The best way to understand proper use of data and assessment is to look at an intricately designed course that makes use of it faultlessly. In other words, look at a Direct Instruction course. Within Expressive Writing, for example, there is a lot of data generated within each lesson, but it is not the teacher who makes use of it; it is the students. In other words, the students get the chance to self-correct when they find out during the ‘Check Your Work’ section of an activity that they have got some of it wrong. But there is no action for the teacher here, other than circulating and checking that the students are in fact self-correcting. There is no instruction in the DI script for the teacher to gather data about how many mistakes students have made and re-do the activity if there are too many. Evidently, the authors of the programme have judged that this is not a useful time for gathering that sort of data. The focus here is not on data-gathering but on repeated practice with rapid feedback.
The authors of Expressive Writing have judged that the time for gathering data about mastery and reteaching where necessary is not lesson by lesson, but at regular, well-spaced intervals. It is done through the mastery tests, which are every 10-15 lessons or so. It is at this point that the teacher makes decisions about what to reteach based on specifically identified gaps in student knowledge. These are the interim assessments of the programme. But they are not designed to look like any final assessment, such as American AP exams or English GCSEs. They don’t even look like the final mastery test at the end of Expressive Writing. Instead, these interim assessments are precisely designed to test the components of writing that the programme has taught up to that point.
What we have here is a highly effective programme for improving the accuracy and effectiveness of students’ writing that looks nothing like an English Language GCSE or an American AP exam. But there is no doubt that it will help students do better in such exams, because it will mean that they are able to punctuate correctly and write clearly, keeping control of their tense. It will mean that they are able to lay out speech correctly. It will mean that they are able to structure their writing effectively into paragraphs. It is courses like this which are the best antidote to the tedious and ineffective method that has become so common in England and America, whereby teachers believe that the best way to improve performance in summative tests is by repeatedly doing mocked-up versions of such tests.

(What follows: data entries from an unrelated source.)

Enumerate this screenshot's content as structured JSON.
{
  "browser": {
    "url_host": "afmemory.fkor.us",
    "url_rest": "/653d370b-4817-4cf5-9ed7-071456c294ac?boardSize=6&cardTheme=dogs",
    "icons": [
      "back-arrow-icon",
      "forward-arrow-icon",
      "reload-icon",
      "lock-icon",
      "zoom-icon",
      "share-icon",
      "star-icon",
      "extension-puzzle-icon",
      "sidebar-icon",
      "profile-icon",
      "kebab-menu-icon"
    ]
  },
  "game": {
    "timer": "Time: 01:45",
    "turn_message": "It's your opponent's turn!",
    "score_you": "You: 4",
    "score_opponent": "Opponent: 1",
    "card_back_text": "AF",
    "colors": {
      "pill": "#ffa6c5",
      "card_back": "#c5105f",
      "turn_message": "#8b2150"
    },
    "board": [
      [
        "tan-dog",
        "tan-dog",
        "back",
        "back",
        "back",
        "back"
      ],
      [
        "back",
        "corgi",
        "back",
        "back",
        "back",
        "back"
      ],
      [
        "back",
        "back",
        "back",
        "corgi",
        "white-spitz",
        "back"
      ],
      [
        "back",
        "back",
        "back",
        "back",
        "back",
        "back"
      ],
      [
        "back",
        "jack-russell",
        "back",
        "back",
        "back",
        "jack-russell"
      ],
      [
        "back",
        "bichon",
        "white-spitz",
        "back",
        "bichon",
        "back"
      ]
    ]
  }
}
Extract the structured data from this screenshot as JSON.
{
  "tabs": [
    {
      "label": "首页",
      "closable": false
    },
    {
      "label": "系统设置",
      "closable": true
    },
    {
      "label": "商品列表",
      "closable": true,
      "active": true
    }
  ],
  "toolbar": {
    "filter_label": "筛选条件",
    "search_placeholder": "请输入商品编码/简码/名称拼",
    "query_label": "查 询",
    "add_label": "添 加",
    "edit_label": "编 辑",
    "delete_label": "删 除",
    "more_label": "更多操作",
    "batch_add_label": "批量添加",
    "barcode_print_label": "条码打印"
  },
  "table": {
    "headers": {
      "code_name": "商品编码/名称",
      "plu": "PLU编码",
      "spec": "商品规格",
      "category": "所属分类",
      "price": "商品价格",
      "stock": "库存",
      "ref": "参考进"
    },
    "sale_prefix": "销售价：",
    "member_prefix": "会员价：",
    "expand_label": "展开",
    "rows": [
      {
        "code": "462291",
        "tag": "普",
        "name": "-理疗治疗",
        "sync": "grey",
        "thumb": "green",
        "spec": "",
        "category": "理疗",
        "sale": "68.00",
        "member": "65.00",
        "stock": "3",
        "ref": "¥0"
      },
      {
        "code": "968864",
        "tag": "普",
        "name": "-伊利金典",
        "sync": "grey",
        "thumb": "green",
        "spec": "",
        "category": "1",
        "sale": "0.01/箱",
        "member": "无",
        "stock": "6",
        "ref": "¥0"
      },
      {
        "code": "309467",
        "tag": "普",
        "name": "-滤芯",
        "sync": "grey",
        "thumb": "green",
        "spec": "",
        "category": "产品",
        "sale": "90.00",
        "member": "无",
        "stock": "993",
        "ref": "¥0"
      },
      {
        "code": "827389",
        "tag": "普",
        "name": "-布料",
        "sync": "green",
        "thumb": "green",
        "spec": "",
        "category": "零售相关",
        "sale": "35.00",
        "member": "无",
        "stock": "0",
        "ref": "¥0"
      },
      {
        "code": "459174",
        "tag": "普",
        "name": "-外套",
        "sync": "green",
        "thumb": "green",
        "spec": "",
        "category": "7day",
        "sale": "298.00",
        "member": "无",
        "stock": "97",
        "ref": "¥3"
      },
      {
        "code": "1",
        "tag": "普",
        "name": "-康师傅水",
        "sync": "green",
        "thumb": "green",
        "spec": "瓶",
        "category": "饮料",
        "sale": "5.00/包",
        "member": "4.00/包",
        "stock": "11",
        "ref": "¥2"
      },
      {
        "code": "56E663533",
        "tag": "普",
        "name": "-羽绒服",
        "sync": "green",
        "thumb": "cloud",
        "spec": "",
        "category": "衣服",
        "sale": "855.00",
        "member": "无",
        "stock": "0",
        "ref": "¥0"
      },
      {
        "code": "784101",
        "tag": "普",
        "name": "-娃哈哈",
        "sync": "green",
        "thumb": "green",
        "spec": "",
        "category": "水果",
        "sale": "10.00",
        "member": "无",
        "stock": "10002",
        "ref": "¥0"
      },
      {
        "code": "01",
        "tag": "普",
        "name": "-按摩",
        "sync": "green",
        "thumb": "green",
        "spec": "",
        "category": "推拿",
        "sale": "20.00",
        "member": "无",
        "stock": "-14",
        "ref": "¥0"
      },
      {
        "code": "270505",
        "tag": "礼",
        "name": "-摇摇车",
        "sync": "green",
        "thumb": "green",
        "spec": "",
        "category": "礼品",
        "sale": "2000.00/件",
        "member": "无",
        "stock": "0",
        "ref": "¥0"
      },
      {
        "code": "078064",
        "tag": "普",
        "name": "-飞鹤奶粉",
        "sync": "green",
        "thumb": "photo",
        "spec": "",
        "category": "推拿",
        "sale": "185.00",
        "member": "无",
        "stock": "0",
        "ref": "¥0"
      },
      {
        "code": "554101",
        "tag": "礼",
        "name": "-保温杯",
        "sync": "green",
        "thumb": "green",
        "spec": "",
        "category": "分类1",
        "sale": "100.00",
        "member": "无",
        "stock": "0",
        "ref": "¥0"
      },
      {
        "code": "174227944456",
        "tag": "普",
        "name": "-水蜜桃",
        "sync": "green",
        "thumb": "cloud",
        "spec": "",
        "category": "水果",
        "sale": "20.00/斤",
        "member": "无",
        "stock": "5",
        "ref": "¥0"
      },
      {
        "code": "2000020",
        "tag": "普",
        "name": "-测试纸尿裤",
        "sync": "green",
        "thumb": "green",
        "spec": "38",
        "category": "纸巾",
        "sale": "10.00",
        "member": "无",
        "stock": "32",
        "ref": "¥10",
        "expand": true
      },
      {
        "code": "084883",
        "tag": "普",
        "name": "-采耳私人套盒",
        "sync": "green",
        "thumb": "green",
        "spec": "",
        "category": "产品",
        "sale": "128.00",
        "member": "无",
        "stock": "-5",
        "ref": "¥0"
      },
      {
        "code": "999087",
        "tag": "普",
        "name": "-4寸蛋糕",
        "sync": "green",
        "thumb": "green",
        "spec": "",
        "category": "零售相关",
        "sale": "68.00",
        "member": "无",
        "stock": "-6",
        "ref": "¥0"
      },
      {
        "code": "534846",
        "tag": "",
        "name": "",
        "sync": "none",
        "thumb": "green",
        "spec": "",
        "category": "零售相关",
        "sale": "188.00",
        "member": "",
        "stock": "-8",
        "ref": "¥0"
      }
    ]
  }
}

DI courses are also an excellent remedy for the idea that teachers have to be continually gathering data and acting on it in every lesson. When a course is well designed with repeated practice of multiple strands built into it, there is no need for this sort of frenetic data gathering. It may well be that some students are getting some things wrong some of the time, but instead of trying to act on that in the moment by adjusting our lesson plan on the fly, we should have a robustly designed programme of instruction which takes this into account by building in lots of practice along with rapid feedback and opportunities for student self-correction.
And even when all students are getting everything right, that doesn’t necessarily mean it’s time to move on, because a well-designed programme of instruction will continue practice beyond this point in order to make things really stick through overlearning.
There are no DI programmes available for much of what we need to teach. For example, there is no DI English literature course. But we should be looking to DI as the gold standard for how to design our own programmes of instruction. Whatever question we have about designing instructional sequences — whether it is how often to assess, or how to design assessments, or how to analyse assessments, or how much practice students need — we will find answers if we carefully study the masters at work by considering how these things are done by the authors of DI programmes.